He will also as obligated if he was going to stroll.
To do so, at least 60 days before the termination of the contract period.
The old contract, that is the one that's owed in the context of this case, was due to expire in the middle of August of 1963.
Negotiations took place during the first half of that year and on August 14, the union and the contractors association reached agreement on a new four year contract to take the effect the next day, August 15.
A year and a half before in 1962, respondent had written a letter stating his desire to terminate the non-agreement and nothing came about.
Then on August 20 in 1963, a few days after the new agreement was reached, he sent a letter to the Joint Industry Union Grievance Board, expressing a wish to become a non -- to withdraw to become a nonunion member, to terminate the new contract as to him.
Although the association, the contractors association changed its status on its books and refunded a security deposit and terminated the bond that was suppose to secure his payment of fringe benefits.
The union on three occasions approached him, beginning in October 63 and then again in November and fall in April and asked him to sign the contract which he refused to do.
We recess now.
Mr. Weinstein, you may now proceed.
Thank you, Mr. Chief Justice.
The Court pleases, as just before the recess, I've mentioned that on three occasions between October 1963 and April 1964, the union asked that respondent to execute the Bargaining Agreement and each time, he refused.
On the basis of these facts, the union filed unfair labor practice charges in the Board upheld and ruled that respondent had not under his duty to bargain.
On a petition for enforcement, the Court of Appeals upheld the substantive findings and last January, this Court denied respondents petition for certiorari.
So as the case stands, respondent has been finally adjudicated to have unfairly refused to bargain and the controversy goes to the Boards order.
That order is set out on pages 120 and 121 of the record.

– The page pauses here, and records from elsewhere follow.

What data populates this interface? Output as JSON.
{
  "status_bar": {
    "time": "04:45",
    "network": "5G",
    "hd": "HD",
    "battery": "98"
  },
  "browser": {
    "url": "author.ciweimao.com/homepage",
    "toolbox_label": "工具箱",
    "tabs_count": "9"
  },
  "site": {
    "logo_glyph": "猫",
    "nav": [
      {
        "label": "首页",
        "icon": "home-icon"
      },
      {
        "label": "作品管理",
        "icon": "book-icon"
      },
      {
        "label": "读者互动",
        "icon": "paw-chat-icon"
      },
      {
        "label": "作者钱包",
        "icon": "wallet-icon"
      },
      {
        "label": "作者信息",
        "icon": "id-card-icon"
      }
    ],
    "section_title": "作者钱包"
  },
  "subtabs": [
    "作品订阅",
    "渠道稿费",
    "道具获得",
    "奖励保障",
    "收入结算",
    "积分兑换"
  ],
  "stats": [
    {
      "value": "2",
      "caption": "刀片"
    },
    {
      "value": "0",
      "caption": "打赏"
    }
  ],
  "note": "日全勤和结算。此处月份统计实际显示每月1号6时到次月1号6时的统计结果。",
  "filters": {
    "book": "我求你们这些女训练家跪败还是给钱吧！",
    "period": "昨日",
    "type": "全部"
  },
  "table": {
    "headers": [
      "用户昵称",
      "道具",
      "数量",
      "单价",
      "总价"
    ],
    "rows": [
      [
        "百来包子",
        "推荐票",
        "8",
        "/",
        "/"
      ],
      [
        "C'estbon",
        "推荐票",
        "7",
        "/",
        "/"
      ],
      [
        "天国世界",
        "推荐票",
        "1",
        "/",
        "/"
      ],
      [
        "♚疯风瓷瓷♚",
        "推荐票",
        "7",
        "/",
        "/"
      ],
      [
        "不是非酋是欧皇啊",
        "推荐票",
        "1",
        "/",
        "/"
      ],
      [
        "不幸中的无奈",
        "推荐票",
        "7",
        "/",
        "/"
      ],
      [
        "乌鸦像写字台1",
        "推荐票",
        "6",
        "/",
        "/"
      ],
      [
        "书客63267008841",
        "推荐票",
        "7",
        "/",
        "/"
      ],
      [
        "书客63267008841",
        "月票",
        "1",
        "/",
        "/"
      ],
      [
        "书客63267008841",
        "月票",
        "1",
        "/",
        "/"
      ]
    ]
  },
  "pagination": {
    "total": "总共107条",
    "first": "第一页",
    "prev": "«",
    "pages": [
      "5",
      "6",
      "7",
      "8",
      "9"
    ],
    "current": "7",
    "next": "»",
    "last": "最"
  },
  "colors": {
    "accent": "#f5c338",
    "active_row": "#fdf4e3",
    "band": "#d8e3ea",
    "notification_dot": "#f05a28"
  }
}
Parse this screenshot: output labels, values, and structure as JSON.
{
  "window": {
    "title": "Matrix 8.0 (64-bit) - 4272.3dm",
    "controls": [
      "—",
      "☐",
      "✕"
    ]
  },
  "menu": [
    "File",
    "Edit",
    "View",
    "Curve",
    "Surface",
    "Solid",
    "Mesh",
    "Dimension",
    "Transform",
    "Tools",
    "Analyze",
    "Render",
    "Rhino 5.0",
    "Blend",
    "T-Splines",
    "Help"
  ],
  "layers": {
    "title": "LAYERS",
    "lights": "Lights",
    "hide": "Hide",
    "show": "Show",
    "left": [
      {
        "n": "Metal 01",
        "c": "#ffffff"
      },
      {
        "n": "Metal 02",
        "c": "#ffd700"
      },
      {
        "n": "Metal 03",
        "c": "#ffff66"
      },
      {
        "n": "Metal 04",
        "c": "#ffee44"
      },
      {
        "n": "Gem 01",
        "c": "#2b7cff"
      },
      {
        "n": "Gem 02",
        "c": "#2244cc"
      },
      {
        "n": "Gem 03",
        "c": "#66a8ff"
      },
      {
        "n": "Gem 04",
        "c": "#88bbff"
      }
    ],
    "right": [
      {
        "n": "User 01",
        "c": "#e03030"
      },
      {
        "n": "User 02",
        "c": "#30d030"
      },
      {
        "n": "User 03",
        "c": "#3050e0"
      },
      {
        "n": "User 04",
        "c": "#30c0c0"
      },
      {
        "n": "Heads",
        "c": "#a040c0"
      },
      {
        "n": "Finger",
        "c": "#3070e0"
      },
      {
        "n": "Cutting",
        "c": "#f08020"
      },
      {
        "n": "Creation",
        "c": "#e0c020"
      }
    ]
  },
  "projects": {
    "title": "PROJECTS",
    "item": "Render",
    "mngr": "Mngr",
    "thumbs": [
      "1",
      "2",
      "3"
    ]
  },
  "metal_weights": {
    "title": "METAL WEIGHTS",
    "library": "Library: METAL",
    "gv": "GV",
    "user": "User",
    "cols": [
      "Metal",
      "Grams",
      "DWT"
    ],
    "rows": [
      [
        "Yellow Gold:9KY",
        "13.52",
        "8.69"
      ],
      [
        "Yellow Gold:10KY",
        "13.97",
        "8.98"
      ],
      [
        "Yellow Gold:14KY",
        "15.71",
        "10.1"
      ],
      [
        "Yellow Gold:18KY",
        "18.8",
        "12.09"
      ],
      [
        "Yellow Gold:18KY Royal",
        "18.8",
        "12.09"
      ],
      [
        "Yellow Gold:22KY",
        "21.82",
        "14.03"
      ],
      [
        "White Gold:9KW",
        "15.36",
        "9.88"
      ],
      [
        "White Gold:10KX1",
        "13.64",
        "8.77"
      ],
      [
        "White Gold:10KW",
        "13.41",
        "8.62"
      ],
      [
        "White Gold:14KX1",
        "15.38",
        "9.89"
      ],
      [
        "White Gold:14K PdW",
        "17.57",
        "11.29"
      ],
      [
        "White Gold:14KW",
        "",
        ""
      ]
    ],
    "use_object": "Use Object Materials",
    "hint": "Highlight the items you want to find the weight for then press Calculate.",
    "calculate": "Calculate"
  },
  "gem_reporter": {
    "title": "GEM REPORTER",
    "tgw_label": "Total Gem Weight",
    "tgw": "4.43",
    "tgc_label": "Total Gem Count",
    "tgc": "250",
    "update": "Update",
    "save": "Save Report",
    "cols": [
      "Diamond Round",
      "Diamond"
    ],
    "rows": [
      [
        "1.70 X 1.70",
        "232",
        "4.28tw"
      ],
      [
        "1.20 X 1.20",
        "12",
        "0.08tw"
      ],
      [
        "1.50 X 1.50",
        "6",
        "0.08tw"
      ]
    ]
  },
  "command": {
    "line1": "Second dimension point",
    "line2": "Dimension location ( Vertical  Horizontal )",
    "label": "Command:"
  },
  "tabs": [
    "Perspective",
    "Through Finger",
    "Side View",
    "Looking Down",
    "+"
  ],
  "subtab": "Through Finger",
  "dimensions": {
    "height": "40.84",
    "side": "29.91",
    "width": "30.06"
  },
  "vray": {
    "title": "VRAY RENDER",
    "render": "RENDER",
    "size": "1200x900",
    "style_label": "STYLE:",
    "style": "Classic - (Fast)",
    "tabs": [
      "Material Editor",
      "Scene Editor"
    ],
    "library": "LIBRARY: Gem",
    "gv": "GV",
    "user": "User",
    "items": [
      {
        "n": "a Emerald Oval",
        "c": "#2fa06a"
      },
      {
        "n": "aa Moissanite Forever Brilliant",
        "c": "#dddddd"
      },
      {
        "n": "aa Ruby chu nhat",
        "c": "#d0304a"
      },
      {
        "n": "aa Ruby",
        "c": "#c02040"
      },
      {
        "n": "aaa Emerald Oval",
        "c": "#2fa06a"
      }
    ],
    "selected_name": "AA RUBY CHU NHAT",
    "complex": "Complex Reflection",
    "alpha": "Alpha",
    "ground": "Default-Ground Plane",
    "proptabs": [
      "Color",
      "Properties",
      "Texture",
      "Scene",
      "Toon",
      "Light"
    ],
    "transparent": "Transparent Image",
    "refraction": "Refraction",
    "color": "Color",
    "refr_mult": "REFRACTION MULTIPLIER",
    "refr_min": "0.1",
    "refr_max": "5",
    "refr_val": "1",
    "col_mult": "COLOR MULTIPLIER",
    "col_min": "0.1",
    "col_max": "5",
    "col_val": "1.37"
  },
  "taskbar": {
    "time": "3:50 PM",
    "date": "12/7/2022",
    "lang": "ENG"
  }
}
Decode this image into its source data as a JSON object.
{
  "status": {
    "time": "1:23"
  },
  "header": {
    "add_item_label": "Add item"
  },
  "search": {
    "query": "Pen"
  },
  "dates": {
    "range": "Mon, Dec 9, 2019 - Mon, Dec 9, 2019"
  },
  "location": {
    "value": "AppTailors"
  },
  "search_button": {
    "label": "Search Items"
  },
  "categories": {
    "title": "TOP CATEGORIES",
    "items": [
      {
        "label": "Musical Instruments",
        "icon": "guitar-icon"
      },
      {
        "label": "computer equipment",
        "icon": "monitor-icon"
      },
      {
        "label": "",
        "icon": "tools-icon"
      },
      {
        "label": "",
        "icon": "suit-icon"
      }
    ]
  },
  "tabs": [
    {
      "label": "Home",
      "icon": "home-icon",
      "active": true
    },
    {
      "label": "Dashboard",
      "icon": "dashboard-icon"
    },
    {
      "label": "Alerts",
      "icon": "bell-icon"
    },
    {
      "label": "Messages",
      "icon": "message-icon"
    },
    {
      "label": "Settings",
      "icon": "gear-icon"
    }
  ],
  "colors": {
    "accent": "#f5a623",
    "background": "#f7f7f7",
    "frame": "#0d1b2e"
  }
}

It has in paragraph 1 some cease and desist directions which are not in controversy.
It directs in paragraph 2(a) that respondent execute and honor the Agreement that was negotiated and that is not in controversy.